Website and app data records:
------------------------------------------------

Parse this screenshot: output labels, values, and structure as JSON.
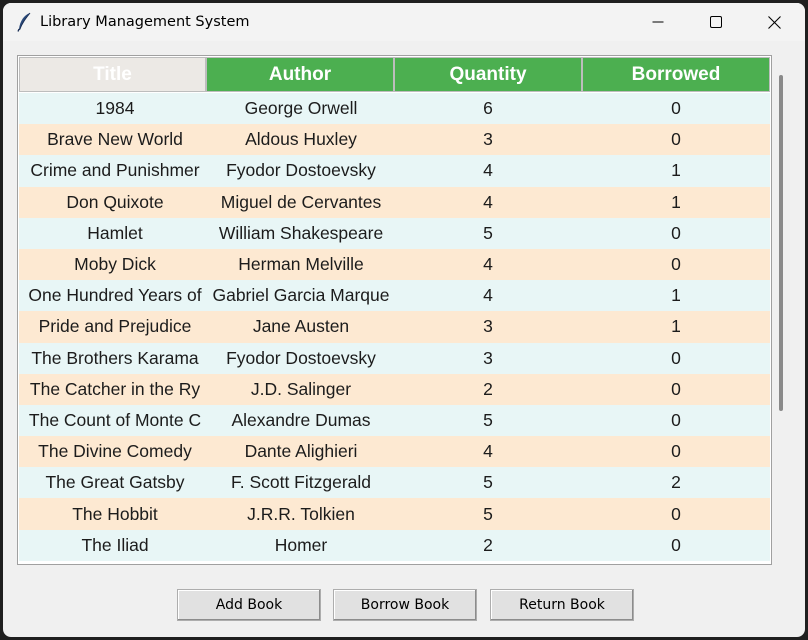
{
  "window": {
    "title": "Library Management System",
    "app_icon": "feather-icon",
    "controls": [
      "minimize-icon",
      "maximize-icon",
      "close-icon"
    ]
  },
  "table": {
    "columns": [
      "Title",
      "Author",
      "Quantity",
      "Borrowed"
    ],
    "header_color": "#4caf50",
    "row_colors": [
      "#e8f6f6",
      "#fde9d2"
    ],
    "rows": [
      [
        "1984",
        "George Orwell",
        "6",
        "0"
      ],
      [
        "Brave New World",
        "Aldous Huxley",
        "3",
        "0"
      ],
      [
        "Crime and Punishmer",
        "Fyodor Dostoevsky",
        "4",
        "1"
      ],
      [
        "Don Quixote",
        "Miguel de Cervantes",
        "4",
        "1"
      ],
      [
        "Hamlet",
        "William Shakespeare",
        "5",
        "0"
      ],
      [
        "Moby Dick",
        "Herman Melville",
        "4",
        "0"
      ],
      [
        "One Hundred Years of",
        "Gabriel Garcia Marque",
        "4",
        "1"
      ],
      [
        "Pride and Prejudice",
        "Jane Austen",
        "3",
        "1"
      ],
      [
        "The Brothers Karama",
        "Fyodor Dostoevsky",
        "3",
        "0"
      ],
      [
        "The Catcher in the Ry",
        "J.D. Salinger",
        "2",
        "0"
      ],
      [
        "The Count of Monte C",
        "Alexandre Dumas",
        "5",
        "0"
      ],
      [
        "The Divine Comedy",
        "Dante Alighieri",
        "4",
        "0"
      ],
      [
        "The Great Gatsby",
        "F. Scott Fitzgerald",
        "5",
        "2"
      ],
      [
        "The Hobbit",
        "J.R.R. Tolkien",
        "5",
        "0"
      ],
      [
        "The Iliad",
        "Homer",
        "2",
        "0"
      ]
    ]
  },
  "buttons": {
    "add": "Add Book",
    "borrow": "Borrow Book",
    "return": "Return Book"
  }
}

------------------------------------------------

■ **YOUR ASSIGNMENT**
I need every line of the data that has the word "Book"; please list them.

■ **ANSWER TO THIS EXERCISE**
    "add": "Add Book",
    "borrow": "Borrow Book",
    "return": "Return Book"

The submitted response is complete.